[Data about app and page elements]

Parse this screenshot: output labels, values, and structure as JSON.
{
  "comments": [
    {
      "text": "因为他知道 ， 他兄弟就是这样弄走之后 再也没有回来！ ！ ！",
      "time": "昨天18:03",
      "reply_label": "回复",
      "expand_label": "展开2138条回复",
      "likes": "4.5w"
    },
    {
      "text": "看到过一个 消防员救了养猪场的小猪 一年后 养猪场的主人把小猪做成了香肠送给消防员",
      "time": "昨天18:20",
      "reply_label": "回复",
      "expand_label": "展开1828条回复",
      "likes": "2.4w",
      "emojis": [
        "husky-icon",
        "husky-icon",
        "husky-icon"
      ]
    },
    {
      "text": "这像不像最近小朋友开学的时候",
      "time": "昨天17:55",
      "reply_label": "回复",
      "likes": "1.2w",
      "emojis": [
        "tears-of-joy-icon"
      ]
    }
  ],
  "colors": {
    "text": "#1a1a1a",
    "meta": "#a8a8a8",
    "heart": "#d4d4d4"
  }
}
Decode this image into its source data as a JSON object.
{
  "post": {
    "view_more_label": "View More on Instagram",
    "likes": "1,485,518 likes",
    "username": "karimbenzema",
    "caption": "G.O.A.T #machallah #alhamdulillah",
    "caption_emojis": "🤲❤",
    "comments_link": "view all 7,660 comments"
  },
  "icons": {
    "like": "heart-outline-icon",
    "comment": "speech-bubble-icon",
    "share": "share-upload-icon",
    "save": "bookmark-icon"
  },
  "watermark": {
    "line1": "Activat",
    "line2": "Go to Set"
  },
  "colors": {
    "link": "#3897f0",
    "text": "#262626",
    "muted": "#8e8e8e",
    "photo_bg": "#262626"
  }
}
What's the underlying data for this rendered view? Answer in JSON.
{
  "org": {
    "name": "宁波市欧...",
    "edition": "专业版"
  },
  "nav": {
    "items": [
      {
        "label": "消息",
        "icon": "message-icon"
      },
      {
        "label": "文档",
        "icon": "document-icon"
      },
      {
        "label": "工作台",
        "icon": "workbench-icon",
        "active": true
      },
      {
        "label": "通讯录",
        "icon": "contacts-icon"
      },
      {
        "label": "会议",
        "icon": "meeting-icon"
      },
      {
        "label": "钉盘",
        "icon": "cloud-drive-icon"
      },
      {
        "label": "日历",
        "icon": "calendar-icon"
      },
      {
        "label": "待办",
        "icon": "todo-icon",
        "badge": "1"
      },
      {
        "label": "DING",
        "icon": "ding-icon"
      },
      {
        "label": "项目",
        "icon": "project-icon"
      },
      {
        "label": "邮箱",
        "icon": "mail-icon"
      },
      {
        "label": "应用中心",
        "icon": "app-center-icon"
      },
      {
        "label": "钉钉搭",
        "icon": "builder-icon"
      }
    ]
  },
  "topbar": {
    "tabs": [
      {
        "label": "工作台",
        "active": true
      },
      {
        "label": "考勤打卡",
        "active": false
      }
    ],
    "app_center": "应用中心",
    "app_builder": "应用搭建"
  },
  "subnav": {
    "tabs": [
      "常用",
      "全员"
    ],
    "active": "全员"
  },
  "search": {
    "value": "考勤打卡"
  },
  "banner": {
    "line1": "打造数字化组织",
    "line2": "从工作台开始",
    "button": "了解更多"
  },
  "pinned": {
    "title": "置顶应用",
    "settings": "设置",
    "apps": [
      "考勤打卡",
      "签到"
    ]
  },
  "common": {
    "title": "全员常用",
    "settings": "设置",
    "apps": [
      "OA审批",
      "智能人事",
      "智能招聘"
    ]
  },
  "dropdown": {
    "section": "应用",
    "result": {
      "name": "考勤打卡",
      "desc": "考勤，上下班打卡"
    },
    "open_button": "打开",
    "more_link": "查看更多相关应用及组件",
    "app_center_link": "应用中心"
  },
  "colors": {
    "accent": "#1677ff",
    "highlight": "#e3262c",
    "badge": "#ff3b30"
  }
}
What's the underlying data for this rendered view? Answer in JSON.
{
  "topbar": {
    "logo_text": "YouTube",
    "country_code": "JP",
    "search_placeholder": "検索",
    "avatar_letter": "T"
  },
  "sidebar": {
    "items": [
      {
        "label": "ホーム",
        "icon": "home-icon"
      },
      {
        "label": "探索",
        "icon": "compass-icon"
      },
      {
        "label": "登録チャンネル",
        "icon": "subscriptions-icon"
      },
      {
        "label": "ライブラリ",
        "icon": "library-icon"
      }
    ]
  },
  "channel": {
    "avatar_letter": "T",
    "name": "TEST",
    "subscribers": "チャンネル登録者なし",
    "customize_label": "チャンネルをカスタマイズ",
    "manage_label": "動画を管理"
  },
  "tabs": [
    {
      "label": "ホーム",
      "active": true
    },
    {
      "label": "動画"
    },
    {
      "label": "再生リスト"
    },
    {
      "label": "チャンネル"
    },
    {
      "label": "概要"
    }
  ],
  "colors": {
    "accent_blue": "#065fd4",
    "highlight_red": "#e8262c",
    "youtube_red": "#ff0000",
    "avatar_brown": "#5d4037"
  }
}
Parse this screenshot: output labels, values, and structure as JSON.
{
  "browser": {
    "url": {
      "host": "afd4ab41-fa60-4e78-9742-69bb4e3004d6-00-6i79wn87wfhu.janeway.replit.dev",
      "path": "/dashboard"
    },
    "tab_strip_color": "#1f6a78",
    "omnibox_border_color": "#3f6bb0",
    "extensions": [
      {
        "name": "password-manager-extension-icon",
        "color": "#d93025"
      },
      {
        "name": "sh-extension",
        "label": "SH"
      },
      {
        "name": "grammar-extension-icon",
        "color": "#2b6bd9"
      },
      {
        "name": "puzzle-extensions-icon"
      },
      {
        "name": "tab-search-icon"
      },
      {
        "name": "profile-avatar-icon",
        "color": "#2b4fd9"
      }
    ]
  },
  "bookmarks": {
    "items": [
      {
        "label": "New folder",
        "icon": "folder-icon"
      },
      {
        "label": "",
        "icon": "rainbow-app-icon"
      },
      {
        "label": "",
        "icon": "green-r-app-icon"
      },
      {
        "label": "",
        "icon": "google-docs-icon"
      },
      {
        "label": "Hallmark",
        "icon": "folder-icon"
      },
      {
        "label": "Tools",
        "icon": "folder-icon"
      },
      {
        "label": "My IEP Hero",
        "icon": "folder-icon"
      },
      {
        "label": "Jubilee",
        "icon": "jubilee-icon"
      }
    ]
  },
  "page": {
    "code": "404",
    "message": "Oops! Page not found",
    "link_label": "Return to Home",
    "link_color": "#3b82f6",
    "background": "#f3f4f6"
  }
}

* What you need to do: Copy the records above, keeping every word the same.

* Problem solution:
Parse this screenshot: output labels, values, and structure as JSON.
{
  "comments": [
    {
      "text": "因为他知道 ， 他兄弟就是这样弄走之后 再也没有回来！ ！ ！",
      "time": "昨天18:03",
      "reply_label": "回复",
      "expand_label": "展开2138条回复",
      "likes": "4.5w"
    },
    {
      "text": "看到过一个 消防员救了养猪场的小猪 一年后 养猪场的主人把小猪做成了香肠送给消防员",
      "time": "昨天18:20",
      "reply_label": "回复",
      "expand_label": "展开1828条回复",
      "likes": "2.4w",
      "emojis": [
        "husky-icon",
        "husky-icon",
        "husky-icon"
      ]
    },
    {
      "text": "这像不像最近小朋友开学的时候",
      "time": "昨天17:55",
      "reply_label": "回复",
      "likes": "1.2w",
      "emojis": [
        "tears-of-joy-icon"
      ]
    }
  ],
  "colors": {
    "text": "#1a1a1a",
    "meta": "#a8a8a8",
    "heart": "#d4d4d4"
  }
}
Decode this image into its source data as a JSON object.
{
  "post": {
    "view_more_label": "View More on Instagram",
    "likes": "1,485,518 likes",
    "username": "karimbenzema",
    "caption": "G.O.A.T #machallah #alhamdulillah",
    "caption_emojis": "🤲❤",
    "comments_link": "view all 7,660 comments"
  },
  "icons": {
    "like": "heart-outline-icon",
    "comment": "speech-bubble-icon",
    "share": "share-upload-icon",
    "save": "bookmark-icon"
  },
  "watermark": {
    "line1": "Activat",
    "line2": "Go to Set"
  },
  "colors": {
    "link": "#3897f0",
    "text": "#262626",
    "muted": "#8e8e8e",
    "photo_bg": "#262626"
  }
}
What's the underlying data for this rendered view? Answer in JSON.
{
  "org": {
    "name": "宁波市欧...",
    "edition": "专业版"
  },
  "nav": {
    "items": [
      {
        "label": "消息",
        "icon": "message-icon"
      },
      {
        "label": "文档",
        "icon": "document-icon"
      },
      {
        "label": "工作台",
        "icon": "workbench-icon",
        "active": true
      },
      {
        "label": "通讯录",
        "icon": "contacts-icon"
      },
      {
        "label": "会议",
        "icon": "meeting-icon"
      },
      {
        "label": "钉盘",
        "icon": "cloud-drive-icon"
      },
      {
        "label": "日历",
        "icon": "calendar-icon"
      },
      {
        "label": "待办",
        "icon": "todo-icon",
        "badge": "1"
      },
      {
        "label": "DING",
        "icon": "ding-icon"
      },
      {
        "label": "项目",
        "icon": "project-icon"
      },
      {
        "label": "邮箱",
        "icon": "mail-icon"
      },
      {
        "label": "应用中心",
        "icon": "app-center-icon"
      },
      {
        "label": "钉钉搭",
        "icon": "builder-icon"
      }
    ]
  },
  "topbar": {
    "tabs": [
      {
        "label": "工作台",
        "active": true
      },
      {
        "label": "考勤打卡",
        "active": false
      }
    ],
    "app_center": "应用中心",
    "app_builder": "应用搭建"
  },
  "subnav": {
    "tabs": [
      "常用",
      "全员"
    ],
    "active": "全员"
  },
  "search": {
    "value": "考勤打卡"
  },
  "banner": {
    "line1": "打造数字化组织",
    "line2": "从工作台开始",
    "button": "了解更多"
  },
  "pinned": {
    "title": "置顶应用",
    "settings": "设置",
    "apps": [
      "考勤打卡",
      "签到"
    ]
  },
  "common": {
    "title": "全员常用",
    "settings": "设置",
    "apps": [
      "OA审批",
      "智能人事",
      "智能招聘"
    ]
  },
  "dropdown": {
    "section": "应用",
    "result": {
      "name": "考勤打卡",
      "desc": "考勤，上下班打卡"
    },
    "open_button": "打开",
    "more_link": "查看更多相关应用及组件",
    "app_center_link": "应用中心"
  },
  "colors": {
    "accent": "#1677ff",
    "highlight": "#e3262c",
    "badge": "#ff3b30"
  }
}
What's the underlying data for this rendered view? Answer in JSON.
{
  "topbar": {
    "logo_text": "YouTube",
    "country_code": "JP",
    "search_placeholder": "検索",
    "avatar_letter": "T"
  },
  "sidebar": {
    "items": [
      {
        "label": "ホーム",
        "icon": "home-icon"
      },
      {
        "label": "探索",
        "icon": "compass-icon"
      },
      {
        "label": "登録チャンネル",
        "icon": "subscriptions-icon"
      },
      {
        "label": "ライブラリ",
        "icon": "library-icon"
      }
    ]
  },
  "channel": {
    "avatar_letter": "T",
    "name": "TEST",
    "subscribers": "チャンネル登録者なし",
    "customize_label": "チャンネルをカスタマイズ",
    "manage_label": "動画を管理"
  },
  "tabs": [
    {
      "label": "ホーム",
      "active": true
    },
    {
      "label": "動画"
    },
    {
      "label": "再生リスト"
    },
    {
      "label": "チャンネル"
    },
    {
      "label": "概要"
    }
  ],
  "colors": {
    "accent_blue": "#065fd4",
    "highlight_red": "#e8262c",
    "youtube_red": "#ff0000",
    "avatar_brown": "#5d4037"
  }
}
Parse this screenshot: output labels, values, and structure as JSON.
{
  "browser": {
    "url": {
      "host": "afd4ab41-fa60-4e78-9742-69bb4e3004d6-00-6i79wn87wfhu.janeway.replit.dev",
      "path": "/dashboard"
    },
    "tab_strip_color": "#1f6a78",
    "omnibox_border_color": "#3f6bb0",
    "extensions": [
      {
        "name": "password-manager-extension-icon",
        "color": "#d93025"
      },
      {
        "name": "sh-extension",
        "label": "SH"
      },
      {
        "name": "grammar-extension-icon",
        "color": "#2b6bd9"
      },
      {
        "name": "puzzle-extensions-icon"
      },
      {
        "name": "tab-search-icon"
      },
      {
        "name": "profile-avatar-icon",
        "color": "#2b4fd9"
      }
    ]
  },
  "bookmarks": {
    "items": [
      {
        "label": "New folder",
        "icon": "folder-icon"
      },
      {
        "label": "",
        "icon": "rainbow-app-icon"
      },
      {
        "label": "",
        "icon": "green-r-app-icon"
      },
      {
        "label": "",
        "icon": "google-docs-icon"
      },
      {
        "label": "Hallmark",
        "icon": "folder-icon"
      },
      {
        "label": "Tools",
        "icon": "folder-icon"
      },
      {
        "label": "My IEP Hero",
        "icon": "folder-icon"
      },
      {
        "label": "Jubilee",
        "icon": "jubilee-icon"
      }
    ]
  },
  "page": {
    "code": "404",
    "message": "Oops! Page not found",
    "link_label": "Return to Home",
    "link_color": "#3b82f6",
    "background": "#f3f4f6"
  }
}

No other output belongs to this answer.